In the days leading up to the brutal crackdown, Egypt’s liberals called for the military to act more aggressively on the sit-ins, and the Rabaa camp was accused of being a terrorist camp harboring foreign fighters where immoral sexual activities and child abuse took place. Though some international organizations refuted those claims, Amnesty International found evidence that the Brotherhood was torturing their political opponents. Some protesters decided to push back against these rumors by inviting anyone who was interested to come in and have a look around.
Is Systematic Sexual Assault a Political Tactic in Tahrir Square?
It was almost 11 PM on Friday, November 23, 2012, when from the window of her apartment in downtown Cairo, not far from Tahrir Square, Ghada heard a crowd screaming, “She has a bomb strapped to her stomach!” Ghada (who wishes to be known only by her first name) immediately thought of her children who were outside among those who had gathered.

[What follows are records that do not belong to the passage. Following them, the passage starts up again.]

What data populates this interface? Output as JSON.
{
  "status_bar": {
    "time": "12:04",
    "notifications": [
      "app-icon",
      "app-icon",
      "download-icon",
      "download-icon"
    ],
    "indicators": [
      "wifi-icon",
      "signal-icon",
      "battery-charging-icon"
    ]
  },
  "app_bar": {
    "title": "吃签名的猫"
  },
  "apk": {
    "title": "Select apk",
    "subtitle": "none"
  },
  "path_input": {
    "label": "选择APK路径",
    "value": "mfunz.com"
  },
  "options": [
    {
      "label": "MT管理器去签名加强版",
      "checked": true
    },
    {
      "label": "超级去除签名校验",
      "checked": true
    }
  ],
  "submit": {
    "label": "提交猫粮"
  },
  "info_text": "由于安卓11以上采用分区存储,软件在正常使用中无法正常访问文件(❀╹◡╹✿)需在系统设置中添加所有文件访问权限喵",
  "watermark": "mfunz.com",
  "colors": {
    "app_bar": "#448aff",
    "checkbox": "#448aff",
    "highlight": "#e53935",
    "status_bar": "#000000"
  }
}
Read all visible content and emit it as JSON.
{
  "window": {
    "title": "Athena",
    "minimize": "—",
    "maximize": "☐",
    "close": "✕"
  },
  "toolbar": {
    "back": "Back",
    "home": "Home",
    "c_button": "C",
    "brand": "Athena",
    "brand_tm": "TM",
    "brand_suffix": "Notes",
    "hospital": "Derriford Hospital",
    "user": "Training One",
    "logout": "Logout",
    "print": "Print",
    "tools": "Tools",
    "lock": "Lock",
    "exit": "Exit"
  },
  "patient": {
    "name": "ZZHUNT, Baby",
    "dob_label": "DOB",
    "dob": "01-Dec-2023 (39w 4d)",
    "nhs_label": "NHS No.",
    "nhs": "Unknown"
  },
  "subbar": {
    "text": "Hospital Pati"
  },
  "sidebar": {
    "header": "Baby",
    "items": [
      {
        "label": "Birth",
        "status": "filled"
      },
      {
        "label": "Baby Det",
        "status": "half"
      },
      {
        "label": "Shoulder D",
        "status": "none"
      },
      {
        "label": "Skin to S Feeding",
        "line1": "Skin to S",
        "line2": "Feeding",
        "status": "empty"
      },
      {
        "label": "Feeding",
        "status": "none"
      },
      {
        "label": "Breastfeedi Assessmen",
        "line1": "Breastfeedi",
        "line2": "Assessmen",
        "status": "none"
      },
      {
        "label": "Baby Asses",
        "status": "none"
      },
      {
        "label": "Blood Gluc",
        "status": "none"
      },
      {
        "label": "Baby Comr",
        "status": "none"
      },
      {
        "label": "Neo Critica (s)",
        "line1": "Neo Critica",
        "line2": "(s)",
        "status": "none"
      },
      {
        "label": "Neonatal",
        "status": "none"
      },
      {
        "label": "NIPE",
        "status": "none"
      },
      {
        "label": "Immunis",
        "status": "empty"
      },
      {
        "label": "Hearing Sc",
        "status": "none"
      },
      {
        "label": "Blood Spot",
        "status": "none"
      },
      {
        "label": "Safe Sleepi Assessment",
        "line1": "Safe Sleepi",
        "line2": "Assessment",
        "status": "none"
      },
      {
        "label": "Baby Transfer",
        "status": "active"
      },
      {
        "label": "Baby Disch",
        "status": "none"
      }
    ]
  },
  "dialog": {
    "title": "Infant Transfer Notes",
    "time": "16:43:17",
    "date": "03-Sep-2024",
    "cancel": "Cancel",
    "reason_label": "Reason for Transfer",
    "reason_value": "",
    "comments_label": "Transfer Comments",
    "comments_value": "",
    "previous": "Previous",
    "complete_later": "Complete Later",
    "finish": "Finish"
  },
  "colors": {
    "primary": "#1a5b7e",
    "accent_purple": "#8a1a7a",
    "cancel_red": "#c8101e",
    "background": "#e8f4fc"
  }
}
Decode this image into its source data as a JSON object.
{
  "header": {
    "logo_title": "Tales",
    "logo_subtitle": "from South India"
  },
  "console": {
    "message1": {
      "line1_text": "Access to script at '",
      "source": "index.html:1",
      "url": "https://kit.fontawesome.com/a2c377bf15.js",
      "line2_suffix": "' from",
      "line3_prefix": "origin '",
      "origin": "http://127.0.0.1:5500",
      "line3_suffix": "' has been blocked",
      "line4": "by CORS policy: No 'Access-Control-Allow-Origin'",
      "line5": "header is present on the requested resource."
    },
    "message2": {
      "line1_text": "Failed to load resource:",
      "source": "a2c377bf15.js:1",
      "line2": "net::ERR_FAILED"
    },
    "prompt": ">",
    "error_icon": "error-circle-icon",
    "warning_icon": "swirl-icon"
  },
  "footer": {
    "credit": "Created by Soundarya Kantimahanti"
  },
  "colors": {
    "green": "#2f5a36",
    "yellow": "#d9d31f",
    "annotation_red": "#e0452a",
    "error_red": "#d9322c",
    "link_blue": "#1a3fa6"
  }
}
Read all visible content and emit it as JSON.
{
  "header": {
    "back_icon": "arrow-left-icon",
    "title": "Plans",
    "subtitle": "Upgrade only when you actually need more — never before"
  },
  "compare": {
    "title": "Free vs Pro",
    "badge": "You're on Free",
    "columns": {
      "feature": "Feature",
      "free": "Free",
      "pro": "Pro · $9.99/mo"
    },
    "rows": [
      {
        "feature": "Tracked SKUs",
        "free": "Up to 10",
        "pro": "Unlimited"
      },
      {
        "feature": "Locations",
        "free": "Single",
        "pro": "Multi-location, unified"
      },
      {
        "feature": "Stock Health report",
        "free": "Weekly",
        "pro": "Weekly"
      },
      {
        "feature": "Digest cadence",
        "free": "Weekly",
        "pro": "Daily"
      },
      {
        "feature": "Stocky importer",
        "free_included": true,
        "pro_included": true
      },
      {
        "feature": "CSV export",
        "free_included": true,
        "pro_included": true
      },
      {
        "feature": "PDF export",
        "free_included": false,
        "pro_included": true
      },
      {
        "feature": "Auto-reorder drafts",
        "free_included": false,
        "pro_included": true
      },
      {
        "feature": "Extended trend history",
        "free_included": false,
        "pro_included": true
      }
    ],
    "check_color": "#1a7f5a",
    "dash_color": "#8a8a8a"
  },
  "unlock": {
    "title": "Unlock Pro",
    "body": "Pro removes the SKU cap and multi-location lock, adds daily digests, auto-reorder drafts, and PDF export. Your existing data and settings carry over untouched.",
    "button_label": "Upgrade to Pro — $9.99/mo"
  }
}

She ran to the balcony to search for them, but her terror shifted into action when she saw a naked woman pinned against the hood of a car, with a circle of men around her. Ghada grabbed her husband and some clothes for the stranger, and they sprinted downstairs to rescue her. They pushed through the crowd and into the circle, pulling the girl to safety.
Earlier that afternoon, Yasmine El Baramawy and her friend Soha (a pseudonym chosen to protect her identity) had made their way to Tahrir Square after hearing about the clashes between anti-Morsi activists and government-backed security forces. Protests against the post-Arab Spring constitution had started in Tahrir Square two days before. Yasmine and Soha hadn’t planned to explicitly join in; they just wanted to watch from a few feet away as protesters cheered against President Morsi.
In the fall of 2012, five months after becoming Egypt’s first-ever democratically elected president, Mohamed Morsi signed a “constitutional” decree that gave him unlimited authority: he simultaneously appointed himself the chief of police, the chief of the military, and the head of Congress, giving himself the power to appoint or dismiss anyone within the government at only his discretion. He was, in the plainest terms, mad with power when many felt he had run on a platform that styled himself as the antithesis of Hosni Mubarak. Backed by the Muslim Brotherhood, Morsi was supposed to improve Egypt’s economic well-being and restore political control to the people. Egyptians were angry. Yasmine and Soha were angry.
On June 30, Egypt erupted in civil protests in opposition to President Mohammed Morsi and his aggressive consolidation of power. The military threw its weight behind the grass-roots movement, ultimately forcing Morsi out of office on July 3 and arresting some of the leaders of the Muslim Brotherhood, the Islamist organization that backed him. The fighting that started between the military and Muslim Brotherhood rapidly turned into divisive clashes between Egyptian citizens. The battles in the streets have left so many dead and wounded that families are having trouble claiming and burrying their loved ones. To get an understanding of what is happening in Cairo, VICE linked up with activist Gigi Ibrahim for a grand tour of the chaos.